BTW, the bouncing has not hurt the kayaks one bit. We’ve used this trailer for almost 6 years now.

Disclaimer: we do not own any snowmobiles or plan to.

Adjust the atttachment height
I think you can get around the too-low hitch receiver height by putting a spacer on the hitch bar, to add height to the ball.

Trailer attachment height can be adjusted. There are even drop bars for lifted trucks to add when towing a trailer. Maybe there is a bar with a rise, though I think adding the spacer would be cheaper.

Do not underinflate trailer tires!
Aside from possibly wallowy handling, the trailer tires will wear poorly.

Our tires were rated to about 50 psi but for years we ran them at 38 psi, thinking that the light load would do better with that.

The tires developed TWO strange wear patterns, which a couple of trailer shops attributed to underinflation. They said that many people make the same mistake, and they pay for it by having to buy new tires every year.


– Last Updated: Apr-28-06 1:56 PM EST –

My hitch receiver is about 7 inches above the road and the hitch itself already has a substantial S-bend to get the ball up to about 13 inches at the top as it is. Getting something to make it at least a half a foot higher is not practical, and probably dangerous with a type-1 1.25-inch receiver. Here's a picture to show you what I mean: http://img.photobucket.com/albums/v718/mhackett/boat/Dcp_2466.jpg

Of course it's possible to just have the trailer assume a severely downward slope towards the front but I don't like the looks of that.

The trailer would be great for an SUV or pickup, just not ideal for little cars.


That’s a lot of $$$$

– Last Updated: Apr-28-06 3:10 PM EST –

A trailer useable only for very light loads, for $2000? You gotta be kidding.

The ability to quickly remove wheels and fold it up for storage is a great feature, though. That alone would make it feasible for apartment/condo dwellers, unlike with regular trailers.

It's very, very light so could be used as a kayak caddy (that saves $100 for a separate cart).
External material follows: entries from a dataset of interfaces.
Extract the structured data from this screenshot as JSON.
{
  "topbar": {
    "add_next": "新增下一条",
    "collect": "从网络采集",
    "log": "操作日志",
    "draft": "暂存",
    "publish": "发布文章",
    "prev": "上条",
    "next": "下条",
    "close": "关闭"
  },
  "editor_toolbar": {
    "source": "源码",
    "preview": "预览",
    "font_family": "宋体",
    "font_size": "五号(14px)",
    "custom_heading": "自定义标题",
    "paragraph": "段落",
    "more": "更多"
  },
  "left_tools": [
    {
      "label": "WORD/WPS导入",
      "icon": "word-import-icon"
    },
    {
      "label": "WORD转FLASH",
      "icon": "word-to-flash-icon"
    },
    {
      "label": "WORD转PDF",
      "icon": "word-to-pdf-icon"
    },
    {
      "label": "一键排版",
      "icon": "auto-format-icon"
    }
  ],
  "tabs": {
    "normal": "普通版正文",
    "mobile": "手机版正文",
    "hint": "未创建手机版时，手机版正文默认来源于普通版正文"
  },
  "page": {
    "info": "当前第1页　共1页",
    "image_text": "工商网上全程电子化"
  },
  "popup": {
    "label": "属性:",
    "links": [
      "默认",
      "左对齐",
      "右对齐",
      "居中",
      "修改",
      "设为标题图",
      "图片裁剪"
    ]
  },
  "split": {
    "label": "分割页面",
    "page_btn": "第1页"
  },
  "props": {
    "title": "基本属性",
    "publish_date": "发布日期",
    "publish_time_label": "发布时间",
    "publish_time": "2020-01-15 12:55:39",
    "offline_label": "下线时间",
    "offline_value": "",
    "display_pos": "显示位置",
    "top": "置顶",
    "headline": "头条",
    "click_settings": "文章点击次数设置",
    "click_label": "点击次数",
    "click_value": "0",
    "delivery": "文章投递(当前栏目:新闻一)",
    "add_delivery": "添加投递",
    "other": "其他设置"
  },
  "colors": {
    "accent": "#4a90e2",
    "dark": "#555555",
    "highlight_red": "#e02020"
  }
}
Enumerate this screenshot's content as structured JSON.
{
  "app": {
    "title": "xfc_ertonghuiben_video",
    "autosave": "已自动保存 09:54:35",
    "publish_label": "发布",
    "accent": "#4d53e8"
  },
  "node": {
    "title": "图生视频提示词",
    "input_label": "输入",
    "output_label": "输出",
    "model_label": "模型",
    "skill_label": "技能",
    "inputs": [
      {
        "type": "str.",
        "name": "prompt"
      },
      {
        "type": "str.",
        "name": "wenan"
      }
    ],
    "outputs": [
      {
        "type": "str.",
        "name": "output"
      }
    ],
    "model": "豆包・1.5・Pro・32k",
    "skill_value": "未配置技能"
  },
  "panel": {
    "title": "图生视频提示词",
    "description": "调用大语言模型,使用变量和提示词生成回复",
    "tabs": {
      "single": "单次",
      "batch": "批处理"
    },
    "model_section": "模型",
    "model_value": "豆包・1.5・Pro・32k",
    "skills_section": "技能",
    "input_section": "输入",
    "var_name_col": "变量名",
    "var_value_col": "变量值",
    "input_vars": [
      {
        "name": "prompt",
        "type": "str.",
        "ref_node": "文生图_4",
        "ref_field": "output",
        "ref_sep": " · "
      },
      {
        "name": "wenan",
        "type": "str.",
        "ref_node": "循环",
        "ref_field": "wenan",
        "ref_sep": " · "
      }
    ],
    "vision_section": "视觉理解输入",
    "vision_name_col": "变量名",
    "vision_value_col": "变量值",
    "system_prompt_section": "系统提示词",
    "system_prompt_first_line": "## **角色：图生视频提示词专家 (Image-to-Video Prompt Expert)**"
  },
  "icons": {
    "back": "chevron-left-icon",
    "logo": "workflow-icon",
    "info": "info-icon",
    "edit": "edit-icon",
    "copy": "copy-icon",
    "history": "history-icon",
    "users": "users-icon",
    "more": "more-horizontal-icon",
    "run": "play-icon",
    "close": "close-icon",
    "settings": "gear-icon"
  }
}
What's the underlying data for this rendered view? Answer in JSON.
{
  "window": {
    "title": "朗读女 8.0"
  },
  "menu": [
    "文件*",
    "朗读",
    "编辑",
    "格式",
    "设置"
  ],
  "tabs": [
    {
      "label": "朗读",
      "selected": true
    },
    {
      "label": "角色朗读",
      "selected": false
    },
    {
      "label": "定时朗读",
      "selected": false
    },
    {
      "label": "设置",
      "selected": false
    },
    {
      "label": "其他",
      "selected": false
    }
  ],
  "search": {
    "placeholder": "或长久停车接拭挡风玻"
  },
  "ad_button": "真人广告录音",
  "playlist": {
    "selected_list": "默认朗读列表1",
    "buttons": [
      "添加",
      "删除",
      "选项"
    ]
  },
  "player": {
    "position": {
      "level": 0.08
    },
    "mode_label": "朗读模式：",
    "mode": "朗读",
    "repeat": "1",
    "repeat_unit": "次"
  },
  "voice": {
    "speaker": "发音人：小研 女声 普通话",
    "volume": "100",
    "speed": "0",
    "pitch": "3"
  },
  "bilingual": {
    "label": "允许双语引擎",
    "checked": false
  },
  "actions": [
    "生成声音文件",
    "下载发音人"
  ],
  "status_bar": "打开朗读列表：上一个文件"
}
The snowmobile trailer with spare tire and stock long tongue cost $1000. Another $40 for the dealer to drill another hole and extend the tongue, plus a few dollars and our own labor to make crossbars from 2x4s and indoor/outdoor carpet and foam. With the extended tongue, there is plenty of allowance for jackknifing.

Best of all, the flatbed platform protects the kayaks from gravel spray.

Not too bad having the ability to haul 6' chainlink dog kennel panels, lumber, etc. either.

Come to think of it, I don't have any film scans or digital photos of it. I'll take some pix in the next week and post them, for anybody who is interested in trailer options. The extended tongue is a hoot.

I used an SUT200
for four years and upgraded to a SportsRig one year ago.

I haul 16-18’ boats on two vehicles, one with a 16" ball height and the other is a 14" ball height.

No issues at all and I’d never go back to the Trailex. Much of my need is for offroad use and this is where the SportsRig shines and the Trailex suffers.


Is that the Trailex?
It looks pretty level to me.

Trailer guys told me not to have a tongue that slopes down to the hitch. If it can’t be level, the other way around is preferable.

I think most trailers are meant to be level with a 2WD pickup and hitch (if you use a ball directly on the bumper as I did with my old truck, the trailer slopes slightly downward to its rear). The hitch installers seem to do a good job of matching that height if you don’t have a 2WD truck.

That’s the Trailex. Maybe rather than repeat myself I’ll just ask you to reread this thread…:wink:


does it
hang over that much? The trailer that looked interesting was 96 inches long with an overall of 140? so 3 feet or so in the front, 8 feet for the trailer, leaves almost 7 feet hanging off the back of this thing.(for an 18 footer) Is that correct or am I missing something in how these are made or modifications that could be made?


You aren’t missing anything

– Last Updated: Apr-28-06 4:53 PM EST –

it gets even worse if you are carrying boats side-by-side because you need even more clearance at the front for turns to keep the bow from colliding with the back of your vehicle.